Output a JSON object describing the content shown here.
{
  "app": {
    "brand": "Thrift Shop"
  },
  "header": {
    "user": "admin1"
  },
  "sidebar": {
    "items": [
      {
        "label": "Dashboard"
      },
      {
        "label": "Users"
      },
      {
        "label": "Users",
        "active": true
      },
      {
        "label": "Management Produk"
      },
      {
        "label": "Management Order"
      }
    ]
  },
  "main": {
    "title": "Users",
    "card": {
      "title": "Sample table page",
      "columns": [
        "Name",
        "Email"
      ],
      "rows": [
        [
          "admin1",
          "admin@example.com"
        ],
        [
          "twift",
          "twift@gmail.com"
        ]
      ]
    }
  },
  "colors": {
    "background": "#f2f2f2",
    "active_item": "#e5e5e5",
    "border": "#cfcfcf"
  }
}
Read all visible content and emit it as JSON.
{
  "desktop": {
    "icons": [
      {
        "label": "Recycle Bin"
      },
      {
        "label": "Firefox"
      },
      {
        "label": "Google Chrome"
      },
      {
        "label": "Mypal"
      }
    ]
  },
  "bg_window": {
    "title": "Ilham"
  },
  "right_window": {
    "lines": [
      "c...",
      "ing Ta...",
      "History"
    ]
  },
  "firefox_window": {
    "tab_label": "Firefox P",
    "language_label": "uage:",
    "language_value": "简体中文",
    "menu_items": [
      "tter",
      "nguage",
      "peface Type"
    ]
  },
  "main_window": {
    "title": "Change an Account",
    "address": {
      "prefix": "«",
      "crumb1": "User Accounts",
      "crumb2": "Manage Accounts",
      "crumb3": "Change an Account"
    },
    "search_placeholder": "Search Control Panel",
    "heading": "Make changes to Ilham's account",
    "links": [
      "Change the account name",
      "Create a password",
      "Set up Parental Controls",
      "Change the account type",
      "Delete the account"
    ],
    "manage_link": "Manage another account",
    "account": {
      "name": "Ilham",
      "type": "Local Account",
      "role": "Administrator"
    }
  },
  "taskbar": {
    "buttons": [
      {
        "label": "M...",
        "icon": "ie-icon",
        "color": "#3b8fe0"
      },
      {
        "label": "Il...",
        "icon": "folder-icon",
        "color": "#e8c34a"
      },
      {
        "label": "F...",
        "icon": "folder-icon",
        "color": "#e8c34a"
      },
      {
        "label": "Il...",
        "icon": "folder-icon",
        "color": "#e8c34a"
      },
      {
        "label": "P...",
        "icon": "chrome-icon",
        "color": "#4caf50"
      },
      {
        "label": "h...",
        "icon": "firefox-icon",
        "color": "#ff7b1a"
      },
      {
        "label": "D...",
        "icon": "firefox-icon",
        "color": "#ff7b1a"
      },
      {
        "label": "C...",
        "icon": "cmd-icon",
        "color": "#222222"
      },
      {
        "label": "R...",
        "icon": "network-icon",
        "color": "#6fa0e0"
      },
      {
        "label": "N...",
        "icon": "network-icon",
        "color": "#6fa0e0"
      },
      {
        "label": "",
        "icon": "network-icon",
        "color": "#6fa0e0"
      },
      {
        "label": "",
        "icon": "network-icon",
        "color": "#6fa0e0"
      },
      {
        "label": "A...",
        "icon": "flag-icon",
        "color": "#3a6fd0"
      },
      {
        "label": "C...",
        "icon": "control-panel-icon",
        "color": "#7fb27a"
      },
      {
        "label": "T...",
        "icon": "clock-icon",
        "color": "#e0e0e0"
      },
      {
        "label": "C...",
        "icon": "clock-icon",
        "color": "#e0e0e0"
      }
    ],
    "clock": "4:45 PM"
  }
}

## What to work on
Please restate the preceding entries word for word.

## Task output
Output a JSON object describing the content shown here.
{
  "app": {
    "brand": "Thrift Shop"
  },
  "header": {
    "user": "admin1"
  },
  "sidebar": {
    "items": [
      {
        "label": "Dashboard"
      },
      {
        "label": "Users"
      },
      {
        "label": "Users",
        "active": true
      },
      {
        "label": "Management Produk"
      },
      {
        "label": "Management Order"
      }
    ]
  },
  "main": {
    "title": "Users",
    "card": {
      "title": "Sample table page",
      "columns": [
        "Name",
        "Email"
      ],
      "rows": [
        [
          "admin1",
          "admin@example.com"
        ],
        [
          "twift",
          "twift@gmail.com"
        ]
      ]
    }
  },
  "colors": {
    "background": "#f2f2f2",
    "active_item": "#e5e5e5",
    "border": "#cfcfcf"
  }
}
Read all visible content and emit it as JSON.
{
  "desktop": {
    "icons": [
      {
        "label": "Recycle Bin"
      },
      {
        "label": "Firefox"
      },
      {
        "label": "Google Chrome"
      },
      {
        "label": "Mypal"
      }
    ]
  },
  "bg_window": {
    "title": "Ilham"
  },
  "right_window": {
    "lines": [
      "c...",
      "ing Ta...",
      "History"
    ]
  },
  "firefox_window": {
    "tab_label": "Firefox P",
    "language_label": "uage:",
    "language_value": "简体中文",
    "menu_items": [
      "tter",
      "nguage",
      "peface Type"
    ]
  },
  "main_window": {
    "title": "Change an Account",
    "address": {
      "prefix": "«",
      "crumb1": "User Accounts",
      "crumb2": "Manage Accounts",
      "crumb3": "Change an Account"
    },
    "search_placeholder": "Search Control Panel",
    "heading": "Make changes to Ilham's account",
    "links": [
      "Change the account name",
      "Create a password",
      "Set up Parental Controls",
      "Change the account type",
      "Delete the account"
    ],
    "manage_link": "Manage another account",
    "account": {
      "name": "Ilham",
      "type": "Local Account",
      "role": "Administrator"
    }
  },
  "taskbar": {
    "buttons": [
      {
        "label": "M...",
        "icon": "ie-icon",
        "color": "#3b8fe0"
      },
      {
        "label": "Il...",
        "icon": "folder-icon",
        "color": "#e8c34a"
      },
      {
        "label": "F...",
        "icon": "folder-icon",
        "color": "#e8c34a"
      },
      {
        "label": "Il...",
        "icon": "folder-icon",
        "color": "#e8c34a"
      },
      {
        "label": "P...",
        "icon": "chrome-icon",
        "color": "#4caf50"
      },
      {
        "label": "h...",
        "icon": "firefox-icon",
        "color": "#ff7b1a"
      },
      {
        "label": "D...",
        "icon": "firefox-icon",
        "color": "#ff7b1a"
      },
      {
        "label": "C...",
        "icon": "cmd-icon",
        "color": "#222222"
      },
      {
        "label": "R...",
        "icon": "network-icon",
        "color": "#6fa0e0"
      },
      {
        "label": "N...",
        "icon": "network-icon",
        "color": "#6fa0e0"
      },
      {
        "label": "",
        "icon": "network-icon",
        "color": "#6fa0e0"
      },
      {
        "label": "",
        "icon": "network-icon",
        "color": "#6fa0e0"
      },
      {
        "label": "A...",
        "icon": "flag-icon",
        "color": "#3a6fd0"
      },
      {
        "label": "C...",
        "icon": "control-panel-icon",
        "color": "#7fb27a"
      },
      {
        "label": "T...",
        "icon": "clock-icon",
        "color": "#e0e0e0"
      },
      {
        "label": "C...",
        "icon": "clock-icon",
        "color": "#e0e0e0"
      }
    ],
    "clock": "4:45 PM"
  }
}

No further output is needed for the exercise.